This course provides an opportunity for school with low student numbers to join together. This 4-day fieldwork course offers the opportunity for students to tackle different fieldwork enquiries across a range of dynamic habitats.
Students will gain first-hand experience of all the required sampling techniques (ST) and gain in-depth understanding of all required methodologies (Me).
Students will the opportunity to use a variety of specialist fieldwork equipment useful to the study of Environmental Science including moth and mammal traps and infiltrometers.
Enquiries will be set within an environmental context enabling students to gain a broad and deep understanding of real-world Environmental Science.
Mathematical skills and the use of GIS will encourage students to interrogate and manipulate fieldwork data.
This course price includes in-course transport, whilst at the centre.
Due to safeguarding reasons we are unable to let adult learners attend these courses. To ensure safety all U18s must be accompanied by a responsible adult on residential courses, eg teacher or parent.

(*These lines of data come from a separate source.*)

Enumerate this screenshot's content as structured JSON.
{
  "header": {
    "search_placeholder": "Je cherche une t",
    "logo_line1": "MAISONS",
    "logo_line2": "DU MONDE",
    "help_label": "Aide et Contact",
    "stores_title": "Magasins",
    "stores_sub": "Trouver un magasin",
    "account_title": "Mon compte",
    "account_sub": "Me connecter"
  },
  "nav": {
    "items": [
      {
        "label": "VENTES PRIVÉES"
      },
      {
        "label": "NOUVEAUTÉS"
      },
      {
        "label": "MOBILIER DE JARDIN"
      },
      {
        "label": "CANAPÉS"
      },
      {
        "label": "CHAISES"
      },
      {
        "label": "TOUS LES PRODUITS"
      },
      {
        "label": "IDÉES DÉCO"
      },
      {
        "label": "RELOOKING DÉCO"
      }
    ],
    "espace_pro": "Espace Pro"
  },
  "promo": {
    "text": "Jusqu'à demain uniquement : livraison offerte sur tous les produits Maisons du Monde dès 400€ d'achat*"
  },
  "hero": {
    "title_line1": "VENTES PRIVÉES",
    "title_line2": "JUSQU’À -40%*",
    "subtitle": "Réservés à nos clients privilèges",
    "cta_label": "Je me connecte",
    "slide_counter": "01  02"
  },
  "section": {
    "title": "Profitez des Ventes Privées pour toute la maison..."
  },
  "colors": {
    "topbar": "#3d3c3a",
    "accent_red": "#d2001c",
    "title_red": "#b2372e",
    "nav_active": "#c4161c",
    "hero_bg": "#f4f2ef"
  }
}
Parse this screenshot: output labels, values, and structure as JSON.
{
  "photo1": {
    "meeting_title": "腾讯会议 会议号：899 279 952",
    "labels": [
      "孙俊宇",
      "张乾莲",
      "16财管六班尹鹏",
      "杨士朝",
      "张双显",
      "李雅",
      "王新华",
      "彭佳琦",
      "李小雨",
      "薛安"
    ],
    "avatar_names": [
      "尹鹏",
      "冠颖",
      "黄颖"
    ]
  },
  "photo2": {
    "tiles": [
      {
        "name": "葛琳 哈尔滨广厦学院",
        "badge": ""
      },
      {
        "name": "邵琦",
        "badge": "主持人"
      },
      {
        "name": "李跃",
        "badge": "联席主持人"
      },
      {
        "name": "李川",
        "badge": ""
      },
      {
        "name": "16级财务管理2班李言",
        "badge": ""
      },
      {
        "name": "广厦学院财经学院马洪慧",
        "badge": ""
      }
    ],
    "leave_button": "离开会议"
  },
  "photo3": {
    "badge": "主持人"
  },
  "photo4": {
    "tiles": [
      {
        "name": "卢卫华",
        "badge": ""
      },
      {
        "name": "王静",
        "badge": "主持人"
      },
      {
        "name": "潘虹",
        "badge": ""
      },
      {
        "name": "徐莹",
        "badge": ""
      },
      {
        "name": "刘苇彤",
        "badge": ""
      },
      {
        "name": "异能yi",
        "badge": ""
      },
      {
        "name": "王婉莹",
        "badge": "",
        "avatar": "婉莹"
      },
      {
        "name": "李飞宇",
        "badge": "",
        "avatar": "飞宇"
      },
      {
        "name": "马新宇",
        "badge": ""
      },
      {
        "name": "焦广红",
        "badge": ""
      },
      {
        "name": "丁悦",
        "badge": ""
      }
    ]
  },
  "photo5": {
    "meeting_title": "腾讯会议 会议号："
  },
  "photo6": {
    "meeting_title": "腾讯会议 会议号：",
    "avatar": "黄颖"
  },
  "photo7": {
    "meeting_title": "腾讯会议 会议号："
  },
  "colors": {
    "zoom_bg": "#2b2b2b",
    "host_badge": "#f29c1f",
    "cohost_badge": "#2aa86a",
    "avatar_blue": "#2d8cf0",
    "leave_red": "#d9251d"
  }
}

The cost of this course is VAT exempt, including in-course transport to field sites. Lunch on the first day is not included, but is on the final day. Staff are charged at half the student rate plus VAT, 1 staff member per school.
Tutor: Field Studies Council Staff
Courses are led by experienced Field Studies Council staff.
Moth and/or mammal trapping to be completed one evening and following morning.
Students will be greeted by their tutor, with a welcome talk followed by a brief tour of the centre.
There will be the time to settle into rooms and to eat lunch brought from home.
Investigating how species presence, abundance and diversity change over time.
Using their data from their succession investigation, students will construct a scatter-graph before completing a Spearman’s Rank Correlation Co-efficient.
Populations of organisms
Estimating the population size of an organism in a habitat (Lincoln Index)
Investigating differences in invertebrate communities in two contrasting areas.
Investigating differences in carbon storage and sequestration between two contrasting areas of woodland
Graphical and statistical methods will be used to present and analyse data from the two investigations.
Students will consider the real-world significance of their data with links to sustainability and the carbon cycle
Populations of organisms
Continued from Day 2
Investigating how rates of infiltration vary between contrasting areas
Data analysis if time allows
Course finishes at 12:00